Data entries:
▬▬▬▬▬▬

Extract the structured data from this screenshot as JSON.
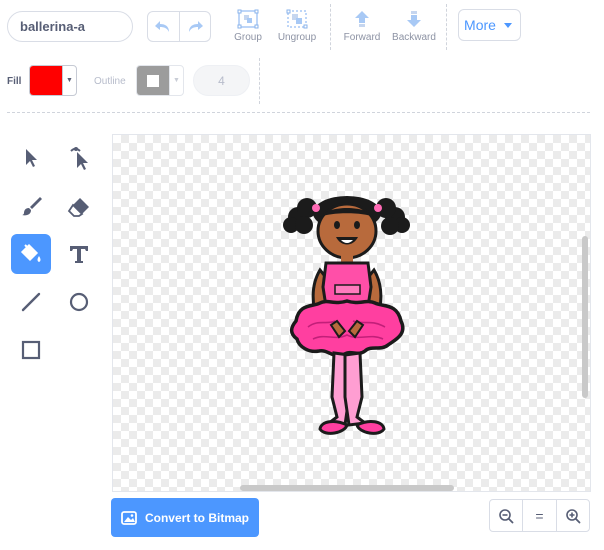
{
  "costume": {
    "name": "ballerina-a"
  },
  "toolbar": {
    "group_label": "Group",
    "ungroup_label": "Ungroup",
    "forward_label": "Forward",
    "backward_label": "Backward",
    "more_label": "More"
  },
  "fill": {
    "label": "Fill",
    "color": "#ff0000"
  },
  "outline": {
    "label": "Outline",
    "stroke_width": "4"
  },
  "tools": [
    {
      "icon": "select-arrow-icon",
      "active": false
    },
    {
      "icon": "reshape-icon",
      "active": false
    },
    {
      "icon": "brush-icon",
      "active": false
    },
    {
      "icon": "eraser-icon",
      "active": false
    },
    {
      "icon": "fill-bucket-icon",
      "active": true
    },
    {
      "icon": "text-icon",
      "active": false
    },
    {
      "icon": "line-icon",
      "active": false
    },
    {
      "icon": "circle-icon",
      "active": false
    },
    {
      "icon": "rectangle-icon",
      "active": false
    }
  ],
  "convert": {
    "label": "Convert to Bitmap"
  },
  "zoom": {
    "reset_label": "="
  },
  "colors": {
    "accent": "#4c97ff",
    "text": "#575e75",
    "fill": "#ff0000"
  }
}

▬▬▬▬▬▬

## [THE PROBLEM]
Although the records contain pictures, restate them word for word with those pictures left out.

## [YOUR RESPONSE]
Extract the structured data from this screenshot as JSON.
{
  "costume": {
    "name": "ballerina-a"
  },
  "toolbar": {
    "group_label": "Group",
    "ungroup_label": "Ungroup",
    "forward_label": "Forward",
    "backward_label": "Backward",
    "more_label": "More"
  },
  "fill": {
    "label": "Fill",
    "color": "#ff0000"
  },
  "outline": {
    "label": "Outline",
    "stroke_width": "4"
  },
  "tools": [
    {
      "icon": "select-arrow-icon",
      "active": false
    },
    {
      "icon": "reshape-icon",
      "active": false
    },
    {
      "icon": "brush-icon",
      "active": false
    },
    {
      "icon": "eraser-icon",
      "active": false
    },
    {
      "icon": "fill-bucket-icon",
      "active": true
    },
    {
      "icon": "text-icon",
      "active": false
    },
    {
      "icon": "line-icon",
      "active": false
    },
    {
      "icon": "circle-icon",
      "active": false
    },
    {
      "icon": "rectangle-icon",
      "active": false
    }
  ],
  "convert": {
    "label": "Convert to Bitmap"
  },
  "zoom": {
    "reset_label": "="
  },
  "colors": {
    "accent": "#4c97ff",
    "text": "#575e75",
    "fill": "#ff0000"
  }
}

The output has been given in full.